No, because
t.extend([w]*f)
extends into the large word list again!

vegaseat means that you must reduce the f to be reasonable size by choosing scaling factor (in case of normal book size material for input).

The biggest problem is that some rare words are going to be multiplied be zero, means they never appear in output even they are in input.

vegaseat means that you must reduce the f to be reasonable size by choosing scaling factor (in case of normal book size material for input).

The biggest problem is that some rare words are going to be multiplied be zero, means they never appear in output even they are in input.

I am not sure if I am able to do it, I found it difficult.

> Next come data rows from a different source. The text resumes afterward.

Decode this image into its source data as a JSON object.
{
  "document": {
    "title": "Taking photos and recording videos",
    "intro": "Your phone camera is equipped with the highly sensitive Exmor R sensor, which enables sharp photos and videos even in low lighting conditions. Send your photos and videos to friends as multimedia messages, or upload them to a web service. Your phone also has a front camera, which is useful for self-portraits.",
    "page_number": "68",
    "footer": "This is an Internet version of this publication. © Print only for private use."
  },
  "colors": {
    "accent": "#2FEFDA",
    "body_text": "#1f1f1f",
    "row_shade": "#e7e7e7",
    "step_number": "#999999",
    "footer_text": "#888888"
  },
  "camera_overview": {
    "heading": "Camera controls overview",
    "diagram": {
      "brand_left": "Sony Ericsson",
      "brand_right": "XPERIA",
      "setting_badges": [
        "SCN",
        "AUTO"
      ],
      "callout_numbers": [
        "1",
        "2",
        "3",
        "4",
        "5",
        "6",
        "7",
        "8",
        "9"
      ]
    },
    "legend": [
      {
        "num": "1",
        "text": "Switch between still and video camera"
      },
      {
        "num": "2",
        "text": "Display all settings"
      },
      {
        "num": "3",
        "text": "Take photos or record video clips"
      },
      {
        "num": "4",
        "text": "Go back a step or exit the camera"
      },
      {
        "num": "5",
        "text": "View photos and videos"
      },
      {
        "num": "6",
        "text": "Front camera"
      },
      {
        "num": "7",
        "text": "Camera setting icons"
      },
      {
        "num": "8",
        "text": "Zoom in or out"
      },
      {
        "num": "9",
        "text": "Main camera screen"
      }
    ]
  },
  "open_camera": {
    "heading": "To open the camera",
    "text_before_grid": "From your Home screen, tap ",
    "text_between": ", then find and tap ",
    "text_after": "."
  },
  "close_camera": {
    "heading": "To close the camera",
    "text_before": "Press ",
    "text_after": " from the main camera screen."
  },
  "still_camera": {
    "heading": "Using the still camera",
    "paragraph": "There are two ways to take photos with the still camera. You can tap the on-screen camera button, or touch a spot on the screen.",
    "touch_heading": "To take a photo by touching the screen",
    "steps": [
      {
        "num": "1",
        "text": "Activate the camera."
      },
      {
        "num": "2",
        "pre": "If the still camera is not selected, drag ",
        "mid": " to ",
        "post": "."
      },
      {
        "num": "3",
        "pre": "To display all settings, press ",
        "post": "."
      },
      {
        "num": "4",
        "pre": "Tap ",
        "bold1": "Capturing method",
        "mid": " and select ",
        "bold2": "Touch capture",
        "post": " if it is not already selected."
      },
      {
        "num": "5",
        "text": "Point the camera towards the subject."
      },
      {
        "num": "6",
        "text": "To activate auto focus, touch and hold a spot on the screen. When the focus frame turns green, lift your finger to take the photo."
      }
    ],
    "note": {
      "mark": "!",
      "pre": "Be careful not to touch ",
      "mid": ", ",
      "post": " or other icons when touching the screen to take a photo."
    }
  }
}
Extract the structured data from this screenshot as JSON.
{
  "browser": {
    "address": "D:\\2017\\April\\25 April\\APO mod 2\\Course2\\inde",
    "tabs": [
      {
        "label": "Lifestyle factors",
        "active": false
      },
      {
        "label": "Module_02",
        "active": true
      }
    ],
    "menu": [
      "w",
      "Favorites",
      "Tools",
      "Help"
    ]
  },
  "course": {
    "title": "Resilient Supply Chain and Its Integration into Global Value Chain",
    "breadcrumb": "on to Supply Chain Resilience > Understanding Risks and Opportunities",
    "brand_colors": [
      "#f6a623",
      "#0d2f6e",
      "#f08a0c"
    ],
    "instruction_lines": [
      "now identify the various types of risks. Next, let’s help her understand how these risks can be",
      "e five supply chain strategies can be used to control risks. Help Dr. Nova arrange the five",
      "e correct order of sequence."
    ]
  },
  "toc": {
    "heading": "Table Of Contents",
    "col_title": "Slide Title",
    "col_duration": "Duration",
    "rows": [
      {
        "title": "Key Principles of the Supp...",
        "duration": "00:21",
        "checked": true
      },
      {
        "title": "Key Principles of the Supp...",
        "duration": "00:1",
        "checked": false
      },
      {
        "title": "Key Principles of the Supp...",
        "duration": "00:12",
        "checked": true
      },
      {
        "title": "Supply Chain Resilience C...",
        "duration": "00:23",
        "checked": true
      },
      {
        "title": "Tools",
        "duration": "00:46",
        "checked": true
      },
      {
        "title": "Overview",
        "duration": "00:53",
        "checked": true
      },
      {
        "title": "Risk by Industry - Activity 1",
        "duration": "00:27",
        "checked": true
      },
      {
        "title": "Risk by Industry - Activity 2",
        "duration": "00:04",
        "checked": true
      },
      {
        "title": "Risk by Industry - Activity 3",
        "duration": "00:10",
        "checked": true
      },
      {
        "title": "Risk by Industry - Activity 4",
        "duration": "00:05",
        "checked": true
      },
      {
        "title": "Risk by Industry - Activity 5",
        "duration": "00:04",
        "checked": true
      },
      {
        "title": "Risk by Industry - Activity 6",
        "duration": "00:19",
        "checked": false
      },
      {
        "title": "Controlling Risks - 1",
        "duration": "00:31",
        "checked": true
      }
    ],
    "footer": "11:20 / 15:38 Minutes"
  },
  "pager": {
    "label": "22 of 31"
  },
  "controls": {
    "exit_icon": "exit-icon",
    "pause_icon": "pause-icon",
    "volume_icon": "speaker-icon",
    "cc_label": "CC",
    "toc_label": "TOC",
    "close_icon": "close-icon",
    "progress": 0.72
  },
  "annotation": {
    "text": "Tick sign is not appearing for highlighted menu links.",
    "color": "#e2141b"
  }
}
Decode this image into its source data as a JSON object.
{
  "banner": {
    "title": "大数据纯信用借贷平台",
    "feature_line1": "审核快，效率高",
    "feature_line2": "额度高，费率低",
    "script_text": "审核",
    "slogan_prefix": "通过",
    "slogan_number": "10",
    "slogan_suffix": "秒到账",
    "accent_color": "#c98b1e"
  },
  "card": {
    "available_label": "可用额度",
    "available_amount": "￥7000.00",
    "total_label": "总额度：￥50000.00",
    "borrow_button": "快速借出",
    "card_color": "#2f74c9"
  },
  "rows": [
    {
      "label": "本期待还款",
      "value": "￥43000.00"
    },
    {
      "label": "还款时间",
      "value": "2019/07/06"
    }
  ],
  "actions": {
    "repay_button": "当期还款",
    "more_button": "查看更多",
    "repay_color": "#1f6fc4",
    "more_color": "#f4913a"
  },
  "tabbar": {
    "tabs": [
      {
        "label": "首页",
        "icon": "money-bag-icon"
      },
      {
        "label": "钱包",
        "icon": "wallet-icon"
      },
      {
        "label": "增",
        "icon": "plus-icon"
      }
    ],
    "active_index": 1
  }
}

You can find the maximum of the counts and total number of words. If you want to prepare list of 1000 elements, you would divide each count with total count of words and multiply be desired number of elements, here 1000. By int(x) you can take out decimals from results or use integer division // (after multiplying by 1000).

Edited by pyTony: Multiplication before integer division